= Data extract =
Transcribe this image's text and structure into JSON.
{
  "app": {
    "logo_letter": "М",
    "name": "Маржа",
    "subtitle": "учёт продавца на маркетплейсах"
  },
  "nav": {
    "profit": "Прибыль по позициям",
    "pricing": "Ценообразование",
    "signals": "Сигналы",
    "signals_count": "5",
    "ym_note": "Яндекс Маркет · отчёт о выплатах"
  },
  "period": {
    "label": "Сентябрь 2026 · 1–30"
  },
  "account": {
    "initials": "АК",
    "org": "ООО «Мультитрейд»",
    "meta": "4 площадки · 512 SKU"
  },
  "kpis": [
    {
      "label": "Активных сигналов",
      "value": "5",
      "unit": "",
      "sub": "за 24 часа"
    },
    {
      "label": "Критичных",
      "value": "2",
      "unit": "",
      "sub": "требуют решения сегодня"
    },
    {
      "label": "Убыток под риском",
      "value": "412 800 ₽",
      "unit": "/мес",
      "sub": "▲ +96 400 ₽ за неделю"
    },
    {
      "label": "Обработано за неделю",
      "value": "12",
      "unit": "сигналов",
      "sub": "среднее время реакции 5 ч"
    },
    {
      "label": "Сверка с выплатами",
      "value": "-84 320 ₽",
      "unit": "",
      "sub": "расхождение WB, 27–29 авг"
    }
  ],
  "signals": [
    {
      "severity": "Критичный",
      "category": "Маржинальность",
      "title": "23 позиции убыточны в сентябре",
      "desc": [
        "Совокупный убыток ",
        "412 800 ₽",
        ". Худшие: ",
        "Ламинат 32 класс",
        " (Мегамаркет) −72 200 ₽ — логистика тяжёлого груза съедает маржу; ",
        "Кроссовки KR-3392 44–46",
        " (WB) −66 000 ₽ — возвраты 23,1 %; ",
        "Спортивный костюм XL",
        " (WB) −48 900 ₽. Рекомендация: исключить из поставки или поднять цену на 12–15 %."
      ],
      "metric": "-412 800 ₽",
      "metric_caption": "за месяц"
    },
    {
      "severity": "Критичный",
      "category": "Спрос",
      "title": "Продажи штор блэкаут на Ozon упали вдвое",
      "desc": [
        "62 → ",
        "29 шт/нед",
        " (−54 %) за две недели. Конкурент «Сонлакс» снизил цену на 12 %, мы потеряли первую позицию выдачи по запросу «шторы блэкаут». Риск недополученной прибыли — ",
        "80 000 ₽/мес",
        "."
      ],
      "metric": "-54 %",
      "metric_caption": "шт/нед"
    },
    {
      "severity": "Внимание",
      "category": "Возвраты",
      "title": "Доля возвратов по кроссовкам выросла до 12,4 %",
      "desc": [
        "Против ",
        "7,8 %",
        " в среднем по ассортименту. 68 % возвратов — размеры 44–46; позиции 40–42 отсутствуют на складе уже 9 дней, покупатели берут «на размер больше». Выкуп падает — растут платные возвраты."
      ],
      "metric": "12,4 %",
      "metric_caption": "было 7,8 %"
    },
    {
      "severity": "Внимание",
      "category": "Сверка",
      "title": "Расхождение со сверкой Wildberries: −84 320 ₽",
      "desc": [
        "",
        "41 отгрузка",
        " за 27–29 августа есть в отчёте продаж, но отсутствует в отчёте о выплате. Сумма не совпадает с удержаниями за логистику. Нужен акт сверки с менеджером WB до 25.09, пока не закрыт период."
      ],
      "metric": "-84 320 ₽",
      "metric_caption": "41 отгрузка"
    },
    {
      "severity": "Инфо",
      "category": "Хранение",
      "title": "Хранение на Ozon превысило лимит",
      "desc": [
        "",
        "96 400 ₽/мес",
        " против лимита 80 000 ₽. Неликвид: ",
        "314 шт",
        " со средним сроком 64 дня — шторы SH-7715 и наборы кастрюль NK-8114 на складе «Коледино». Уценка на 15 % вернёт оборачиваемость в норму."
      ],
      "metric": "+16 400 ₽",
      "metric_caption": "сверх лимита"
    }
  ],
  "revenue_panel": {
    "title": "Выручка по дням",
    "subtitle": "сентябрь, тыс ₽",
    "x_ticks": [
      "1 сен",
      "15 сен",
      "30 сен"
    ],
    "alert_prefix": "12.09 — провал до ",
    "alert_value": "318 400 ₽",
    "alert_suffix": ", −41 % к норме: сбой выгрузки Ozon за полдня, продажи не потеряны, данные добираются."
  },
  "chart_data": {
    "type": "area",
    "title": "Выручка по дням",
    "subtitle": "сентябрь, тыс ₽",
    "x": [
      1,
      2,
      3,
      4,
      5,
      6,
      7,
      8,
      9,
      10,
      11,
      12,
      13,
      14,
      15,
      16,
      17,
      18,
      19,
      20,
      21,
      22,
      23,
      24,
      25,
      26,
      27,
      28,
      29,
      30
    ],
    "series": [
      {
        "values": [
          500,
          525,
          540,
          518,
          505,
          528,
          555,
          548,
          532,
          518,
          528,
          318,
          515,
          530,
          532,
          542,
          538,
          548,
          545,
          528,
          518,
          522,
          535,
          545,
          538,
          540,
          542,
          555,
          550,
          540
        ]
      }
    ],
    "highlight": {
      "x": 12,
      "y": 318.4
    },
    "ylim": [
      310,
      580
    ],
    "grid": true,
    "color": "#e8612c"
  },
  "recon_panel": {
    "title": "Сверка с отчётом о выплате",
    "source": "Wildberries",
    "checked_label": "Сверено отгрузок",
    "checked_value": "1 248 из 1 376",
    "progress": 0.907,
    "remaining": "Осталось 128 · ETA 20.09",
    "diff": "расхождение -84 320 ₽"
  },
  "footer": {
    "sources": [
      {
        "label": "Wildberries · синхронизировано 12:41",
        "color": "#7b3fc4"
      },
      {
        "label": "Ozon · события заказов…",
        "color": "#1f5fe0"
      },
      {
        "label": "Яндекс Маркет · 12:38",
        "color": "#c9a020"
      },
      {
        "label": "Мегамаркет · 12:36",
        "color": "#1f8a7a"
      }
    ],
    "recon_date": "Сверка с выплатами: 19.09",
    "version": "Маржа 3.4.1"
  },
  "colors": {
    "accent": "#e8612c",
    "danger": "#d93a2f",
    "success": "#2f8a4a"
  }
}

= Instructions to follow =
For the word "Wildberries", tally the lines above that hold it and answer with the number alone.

= Exercise output =
3